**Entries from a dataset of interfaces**
--- START ---
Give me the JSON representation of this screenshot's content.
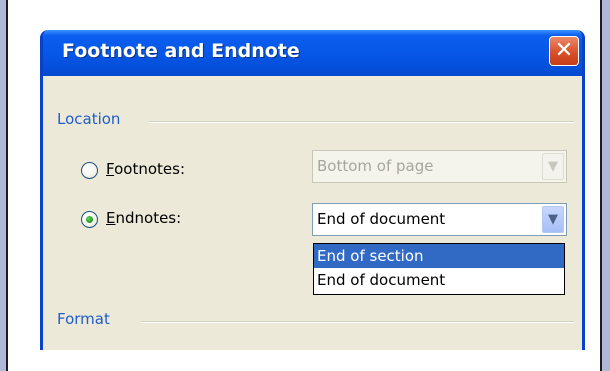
{
  "dialog": {
    "title": "Footnote and Endnote",
    "close_glyph": "✕"
  },
  "location": {
    "group_label": "Location",
    "footnotes": {
      "label_accel": "F",
      "label_rest": "ootnotes:",
      "checked": false,
      "select_value": "Bottom of page",
      "enabled": false
    },
    "endnotes": {
      "label_accel": "E",
      "label_rest": "ndnotes:",
      "checked": true,
      "select_value": "End of document",
      "enabled": true
    },
    "endnotes_dropdown": {
      "options": [
        "End of section",
        "End of document"
      ],
      "highlighted": "End of section"
    }
  },
  "format": {
    "group_label": "Format"
  },
  "icons": {
    "dropdown_arrow": "chevron-down-icon",
    "close": "close-icon"
  },
  "colors": {
    "titlebar": "#0756e6",
    "group_label": "#215dc6",
    "selection": "#316ac5",
    "dialog_bg": "#ece9d8"
  }
}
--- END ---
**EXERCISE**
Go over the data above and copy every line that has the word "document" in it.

**OUTPUT OF THE TASK**
      "select_value": "End of document",
        "End of document"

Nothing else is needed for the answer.